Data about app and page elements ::
________________________________________

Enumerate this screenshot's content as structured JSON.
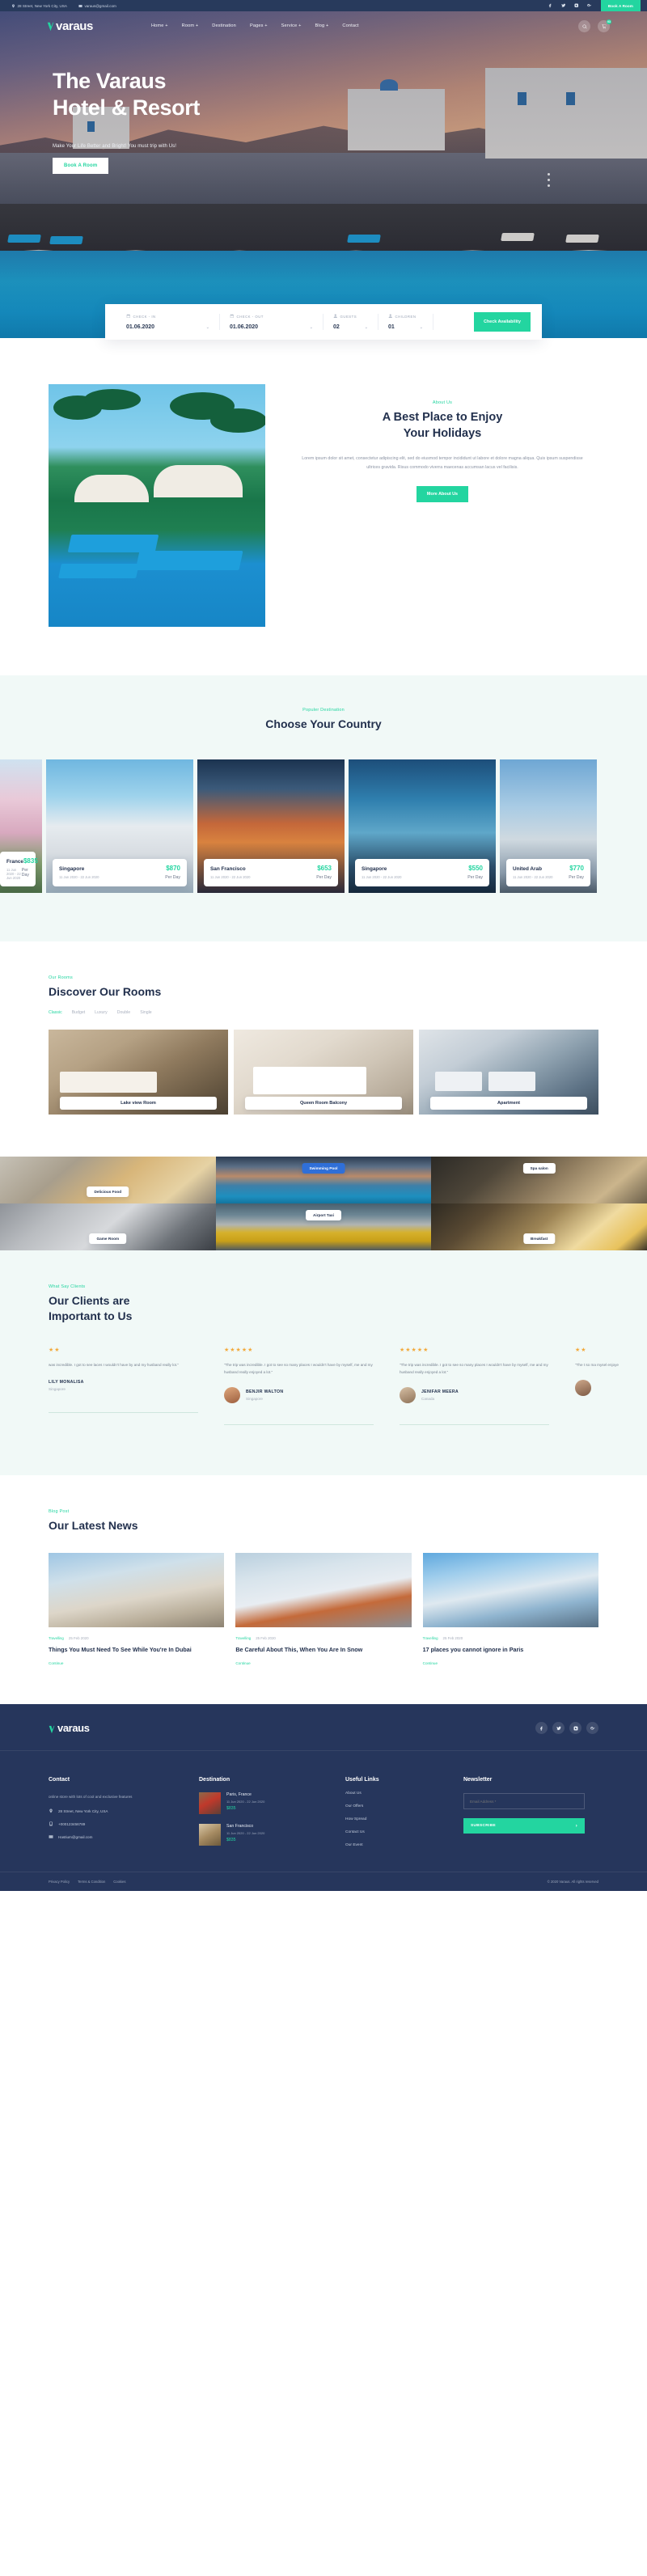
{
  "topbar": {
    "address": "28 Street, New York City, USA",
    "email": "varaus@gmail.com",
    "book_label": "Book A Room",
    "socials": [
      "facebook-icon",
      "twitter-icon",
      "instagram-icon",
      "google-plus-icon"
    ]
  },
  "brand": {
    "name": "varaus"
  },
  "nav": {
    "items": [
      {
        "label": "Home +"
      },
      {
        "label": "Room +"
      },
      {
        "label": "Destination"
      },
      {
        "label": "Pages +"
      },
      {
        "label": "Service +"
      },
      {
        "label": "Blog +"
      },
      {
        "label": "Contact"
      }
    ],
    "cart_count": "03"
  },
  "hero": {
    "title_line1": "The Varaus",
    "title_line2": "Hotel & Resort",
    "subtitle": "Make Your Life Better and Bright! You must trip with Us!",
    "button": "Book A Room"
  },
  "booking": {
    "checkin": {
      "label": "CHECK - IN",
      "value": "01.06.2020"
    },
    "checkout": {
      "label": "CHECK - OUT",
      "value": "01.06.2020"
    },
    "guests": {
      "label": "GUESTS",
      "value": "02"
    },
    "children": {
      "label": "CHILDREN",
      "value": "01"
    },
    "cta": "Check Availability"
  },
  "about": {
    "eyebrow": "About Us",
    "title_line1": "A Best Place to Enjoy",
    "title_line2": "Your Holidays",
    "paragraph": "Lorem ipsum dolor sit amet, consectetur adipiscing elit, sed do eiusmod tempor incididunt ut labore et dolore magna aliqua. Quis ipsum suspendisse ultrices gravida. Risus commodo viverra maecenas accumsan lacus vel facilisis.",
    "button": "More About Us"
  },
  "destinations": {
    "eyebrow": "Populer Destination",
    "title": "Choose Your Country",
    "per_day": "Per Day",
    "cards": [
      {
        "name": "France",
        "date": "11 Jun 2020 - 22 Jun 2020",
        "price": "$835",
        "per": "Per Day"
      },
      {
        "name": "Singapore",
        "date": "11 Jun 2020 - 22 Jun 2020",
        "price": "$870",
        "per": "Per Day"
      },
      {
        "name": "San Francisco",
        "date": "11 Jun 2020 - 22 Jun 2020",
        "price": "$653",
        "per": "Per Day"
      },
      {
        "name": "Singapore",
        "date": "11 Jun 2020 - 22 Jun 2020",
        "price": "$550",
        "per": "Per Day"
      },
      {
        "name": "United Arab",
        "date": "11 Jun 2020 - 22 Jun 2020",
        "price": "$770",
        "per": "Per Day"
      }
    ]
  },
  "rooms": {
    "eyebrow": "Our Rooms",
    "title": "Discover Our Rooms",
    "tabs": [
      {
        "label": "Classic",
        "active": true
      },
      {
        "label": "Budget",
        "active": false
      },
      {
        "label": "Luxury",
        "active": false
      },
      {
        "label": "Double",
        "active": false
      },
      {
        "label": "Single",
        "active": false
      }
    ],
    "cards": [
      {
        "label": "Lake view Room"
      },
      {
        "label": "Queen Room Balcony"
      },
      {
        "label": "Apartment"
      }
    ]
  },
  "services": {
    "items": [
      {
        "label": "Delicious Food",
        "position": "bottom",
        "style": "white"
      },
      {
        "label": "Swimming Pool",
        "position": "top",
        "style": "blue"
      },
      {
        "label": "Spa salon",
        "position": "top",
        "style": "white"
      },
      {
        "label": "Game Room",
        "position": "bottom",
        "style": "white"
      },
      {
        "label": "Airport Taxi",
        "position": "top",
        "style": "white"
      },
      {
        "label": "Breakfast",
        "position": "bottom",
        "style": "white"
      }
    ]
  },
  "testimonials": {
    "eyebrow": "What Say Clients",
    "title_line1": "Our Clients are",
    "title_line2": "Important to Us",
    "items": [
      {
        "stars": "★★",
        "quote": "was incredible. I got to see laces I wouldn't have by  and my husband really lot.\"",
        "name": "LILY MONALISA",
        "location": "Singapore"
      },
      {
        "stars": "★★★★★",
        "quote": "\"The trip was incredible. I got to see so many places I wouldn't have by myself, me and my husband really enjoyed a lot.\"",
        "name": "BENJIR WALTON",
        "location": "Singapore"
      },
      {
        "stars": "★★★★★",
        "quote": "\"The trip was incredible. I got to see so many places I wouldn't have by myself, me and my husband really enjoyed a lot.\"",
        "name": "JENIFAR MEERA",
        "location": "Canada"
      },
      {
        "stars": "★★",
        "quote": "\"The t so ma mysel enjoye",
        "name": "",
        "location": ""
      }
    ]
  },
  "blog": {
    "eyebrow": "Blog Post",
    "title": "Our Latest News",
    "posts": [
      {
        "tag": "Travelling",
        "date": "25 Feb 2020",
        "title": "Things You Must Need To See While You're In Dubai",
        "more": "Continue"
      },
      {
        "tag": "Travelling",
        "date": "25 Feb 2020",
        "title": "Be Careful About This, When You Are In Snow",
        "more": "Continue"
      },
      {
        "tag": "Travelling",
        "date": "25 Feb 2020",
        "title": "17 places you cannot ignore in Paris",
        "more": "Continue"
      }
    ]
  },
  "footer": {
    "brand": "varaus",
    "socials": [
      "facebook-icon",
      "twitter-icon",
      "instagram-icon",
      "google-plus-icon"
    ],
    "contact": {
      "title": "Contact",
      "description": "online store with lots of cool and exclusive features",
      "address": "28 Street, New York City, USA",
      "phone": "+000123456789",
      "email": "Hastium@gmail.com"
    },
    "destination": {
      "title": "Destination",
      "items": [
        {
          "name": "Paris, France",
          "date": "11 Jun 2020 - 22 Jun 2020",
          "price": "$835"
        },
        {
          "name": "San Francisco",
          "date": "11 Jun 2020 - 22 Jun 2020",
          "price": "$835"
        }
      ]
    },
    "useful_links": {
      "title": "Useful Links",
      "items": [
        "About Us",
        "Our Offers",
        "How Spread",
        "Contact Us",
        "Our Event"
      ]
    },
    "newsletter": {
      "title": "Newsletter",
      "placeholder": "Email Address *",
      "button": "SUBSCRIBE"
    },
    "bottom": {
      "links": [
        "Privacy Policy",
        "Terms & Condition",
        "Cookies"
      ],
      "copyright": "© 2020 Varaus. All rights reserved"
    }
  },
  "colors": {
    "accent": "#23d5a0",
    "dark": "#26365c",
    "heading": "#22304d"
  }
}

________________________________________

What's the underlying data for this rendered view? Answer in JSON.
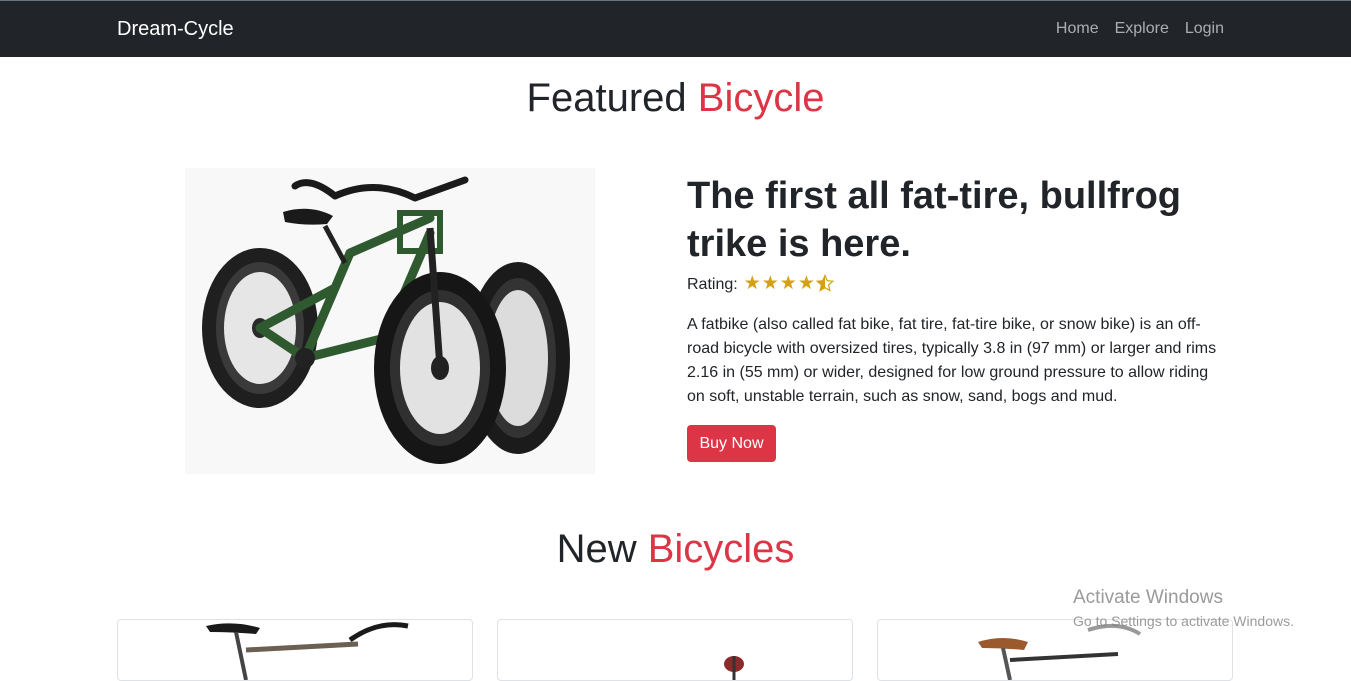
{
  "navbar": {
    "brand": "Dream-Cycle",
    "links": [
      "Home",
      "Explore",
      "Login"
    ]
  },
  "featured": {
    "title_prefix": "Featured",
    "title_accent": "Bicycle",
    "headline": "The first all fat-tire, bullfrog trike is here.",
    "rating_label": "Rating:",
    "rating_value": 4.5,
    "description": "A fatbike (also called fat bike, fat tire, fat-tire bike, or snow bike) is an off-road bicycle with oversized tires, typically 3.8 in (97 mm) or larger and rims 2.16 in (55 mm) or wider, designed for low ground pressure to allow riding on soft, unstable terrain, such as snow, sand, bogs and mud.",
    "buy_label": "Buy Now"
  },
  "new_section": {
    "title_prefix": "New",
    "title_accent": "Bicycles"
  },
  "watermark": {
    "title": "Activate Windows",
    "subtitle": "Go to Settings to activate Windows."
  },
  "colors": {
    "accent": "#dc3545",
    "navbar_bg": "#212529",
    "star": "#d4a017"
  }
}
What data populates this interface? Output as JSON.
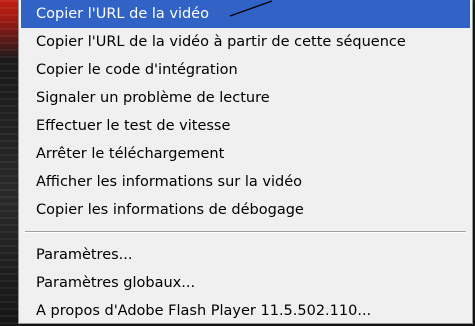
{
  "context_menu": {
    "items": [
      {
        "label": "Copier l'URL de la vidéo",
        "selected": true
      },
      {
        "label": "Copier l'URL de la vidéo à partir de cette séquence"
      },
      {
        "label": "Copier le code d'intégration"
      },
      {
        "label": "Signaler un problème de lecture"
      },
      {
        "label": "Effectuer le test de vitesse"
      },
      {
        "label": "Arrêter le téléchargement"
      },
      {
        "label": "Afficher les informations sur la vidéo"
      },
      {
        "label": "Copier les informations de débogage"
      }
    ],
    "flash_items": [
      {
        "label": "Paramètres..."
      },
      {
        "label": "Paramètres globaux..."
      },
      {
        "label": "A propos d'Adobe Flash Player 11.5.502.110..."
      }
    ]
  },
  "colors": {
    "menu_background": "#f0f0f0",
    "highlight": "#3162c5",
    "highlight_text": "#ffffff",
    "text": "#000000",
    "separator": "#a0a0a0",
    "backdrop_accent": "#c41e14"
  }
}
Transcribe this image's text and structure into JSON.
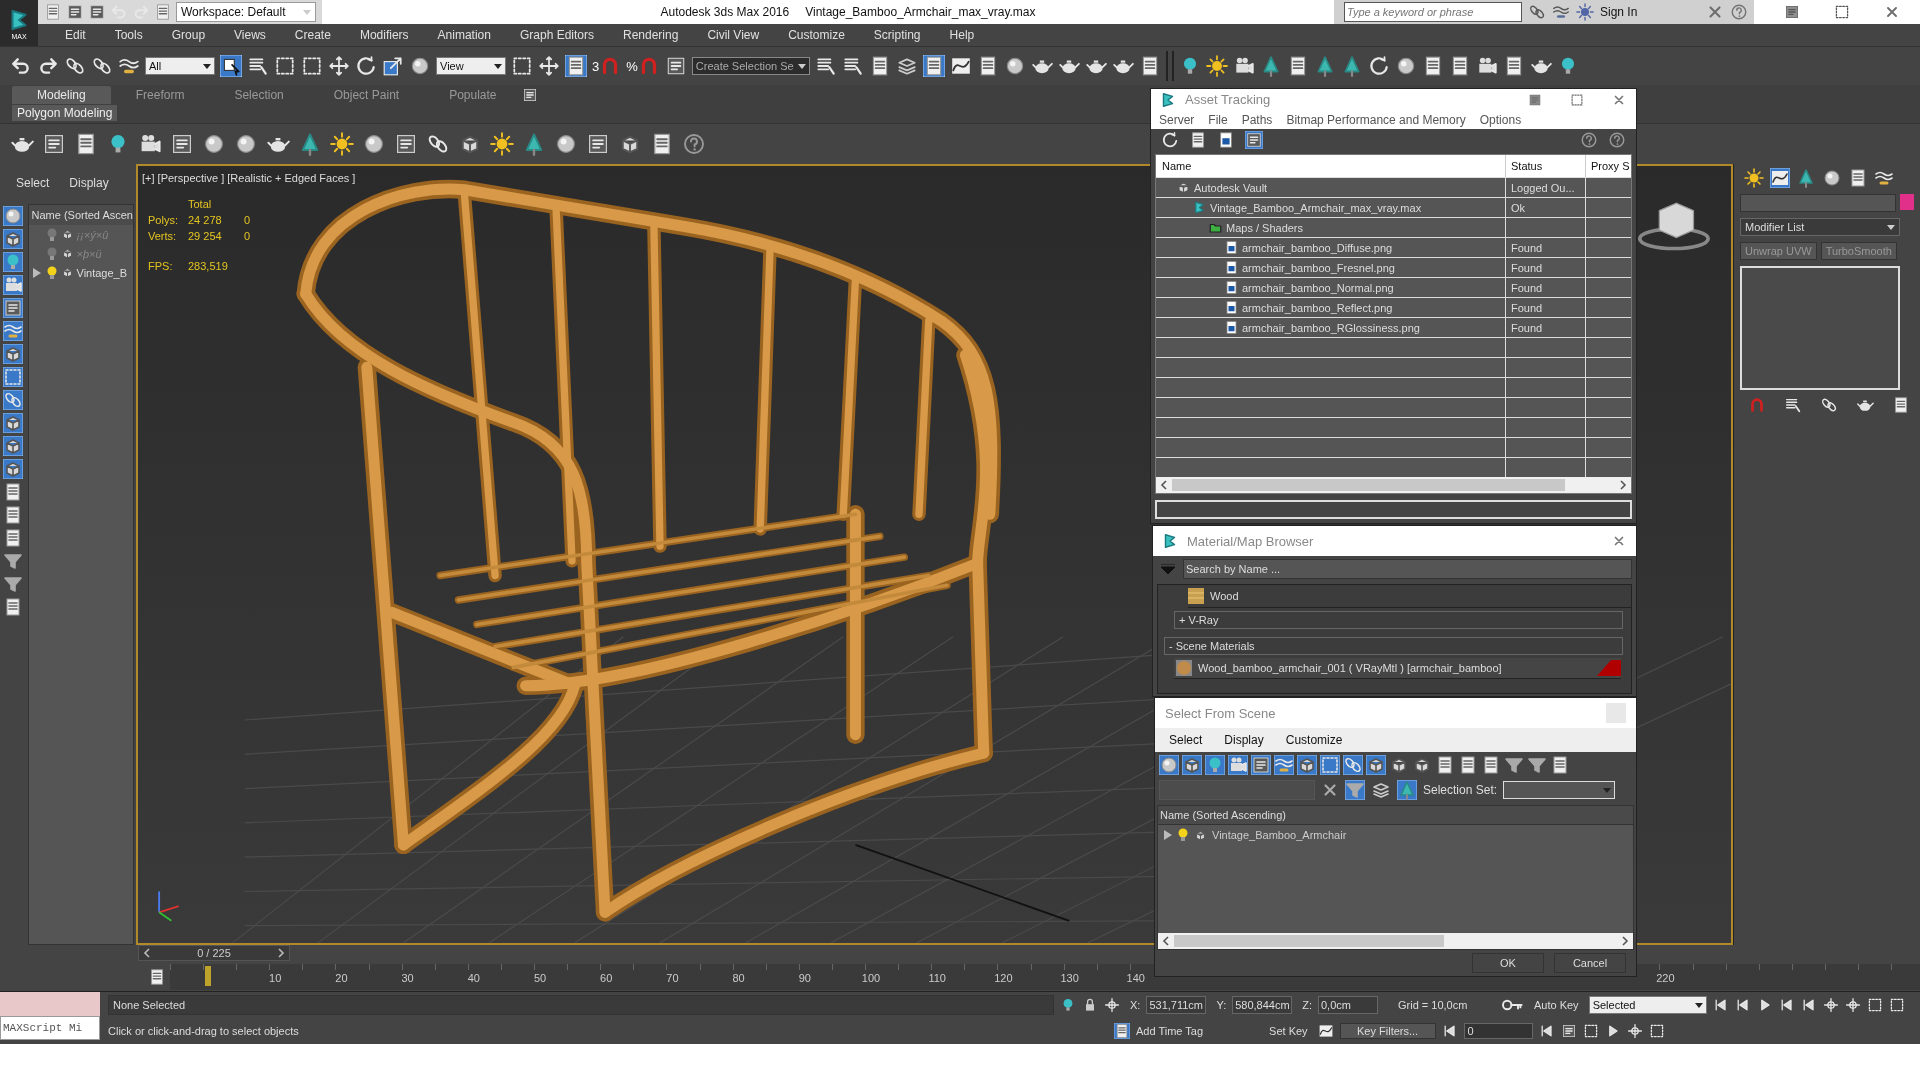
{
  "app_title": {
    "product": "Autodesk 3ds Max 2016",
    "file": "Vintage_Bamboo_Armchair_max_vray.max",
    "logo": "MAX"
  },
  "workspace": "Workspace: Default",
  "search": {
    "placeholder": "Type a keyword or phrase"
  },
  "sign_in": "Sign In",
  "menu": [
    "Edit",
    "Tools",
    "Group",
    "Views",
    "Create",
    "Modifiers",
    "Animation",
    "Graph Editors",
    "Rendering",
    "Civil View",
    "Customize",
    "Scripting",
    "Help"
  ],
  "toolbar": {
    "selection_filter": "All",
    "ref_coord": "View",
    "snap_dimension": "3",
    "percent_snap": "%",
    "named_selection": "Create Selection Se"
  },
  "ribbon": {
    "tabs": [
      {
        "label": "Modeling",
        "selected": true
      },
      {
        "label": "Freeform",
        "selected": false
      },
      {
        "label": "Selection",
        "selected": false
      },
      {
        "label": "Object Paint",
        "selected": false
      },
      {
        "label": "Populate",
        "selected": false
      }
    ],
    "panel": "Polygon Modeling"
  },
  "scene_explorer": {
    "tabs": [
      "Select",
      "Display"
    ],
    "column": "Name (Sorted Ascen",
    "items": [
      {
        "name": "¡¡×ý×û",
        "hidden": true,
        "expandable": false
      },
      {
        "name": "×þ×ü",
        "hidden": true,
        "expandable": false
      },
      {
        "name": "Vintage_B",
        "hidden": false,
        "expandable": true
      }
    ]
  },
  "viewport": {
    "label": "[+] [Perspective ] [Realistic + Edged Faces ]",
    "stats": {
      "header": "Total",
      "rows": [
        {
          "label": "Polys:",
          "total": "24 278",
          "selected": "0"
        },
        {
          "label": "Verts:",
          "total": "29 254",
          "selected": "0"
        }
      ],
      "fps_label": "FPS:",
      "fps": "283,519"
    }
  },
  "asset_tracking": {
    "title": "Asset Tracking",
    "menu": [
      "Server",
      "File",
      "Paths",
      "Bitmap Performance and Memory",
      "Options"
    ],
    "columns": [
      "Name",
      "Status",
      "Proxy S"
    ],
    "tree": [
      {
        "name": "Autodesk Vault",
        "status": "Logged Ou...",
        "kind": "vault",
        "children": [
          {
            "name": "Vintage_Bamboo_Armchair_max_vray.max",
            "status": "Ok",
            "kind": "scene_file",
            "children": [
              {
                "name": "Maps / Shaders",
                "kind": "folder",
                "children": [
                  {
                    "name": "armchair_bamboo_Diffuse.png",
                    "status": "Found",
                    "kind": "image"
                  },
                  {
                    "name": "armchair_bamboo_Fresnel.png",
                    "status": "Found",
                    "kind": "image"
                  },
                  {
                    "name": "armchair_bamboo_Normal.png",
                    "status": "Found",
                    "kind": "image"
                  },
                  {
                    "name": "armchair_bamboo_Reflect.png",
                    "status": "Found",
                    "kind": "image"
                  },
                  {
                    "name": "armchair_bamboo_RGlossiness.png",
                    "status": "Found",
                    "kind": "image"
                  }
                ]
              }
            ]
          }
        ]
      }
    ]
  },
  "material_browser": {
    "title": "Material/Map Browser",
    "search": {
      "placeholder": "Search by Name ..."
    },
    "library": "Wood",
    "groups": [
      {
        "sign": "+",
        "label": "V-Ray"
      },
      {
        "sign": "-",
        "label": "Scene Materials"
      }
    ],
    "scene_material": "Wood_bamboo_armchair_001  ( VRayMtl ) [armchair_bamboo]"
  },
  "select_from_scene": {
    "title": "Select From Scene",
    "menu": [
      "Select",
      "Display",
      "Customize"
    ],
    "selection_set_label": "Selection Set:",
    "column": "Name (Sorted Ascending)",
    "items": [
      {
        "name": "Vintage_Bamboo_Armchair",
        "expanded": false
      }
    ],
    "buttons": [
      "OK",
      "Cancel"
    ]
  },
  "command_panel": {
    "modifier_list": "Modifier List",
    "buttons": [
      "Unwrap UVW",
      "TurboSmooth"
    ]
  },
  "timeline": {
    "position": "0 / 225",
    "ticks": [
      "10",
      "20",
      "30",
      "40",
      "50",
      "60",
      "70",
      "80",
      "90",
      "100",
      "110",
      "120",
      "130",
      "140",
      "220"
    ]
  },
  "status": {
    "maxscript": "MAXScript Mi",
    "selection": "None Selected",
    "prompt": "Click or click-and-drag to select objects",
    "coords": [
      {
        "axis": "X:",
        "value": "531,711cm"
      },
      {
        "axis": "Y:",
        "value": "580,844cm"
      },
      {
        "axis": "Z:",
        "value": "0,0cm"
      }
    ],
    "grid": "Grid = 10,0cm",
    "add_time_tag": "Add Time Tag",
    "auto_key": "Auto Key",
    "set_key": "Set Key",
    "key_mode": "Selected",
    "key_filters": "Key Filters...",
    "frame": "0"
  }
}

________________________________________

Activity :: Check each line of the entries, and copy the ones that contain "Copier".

Solution below ::
        "label": "Copier l'URL de la vidéo",
        "label": "Copier l'URL de la vidéo à partir de cette séquence"
        "label": "Copier le code d'intégration"
        "label": "Copier les informations de débogage"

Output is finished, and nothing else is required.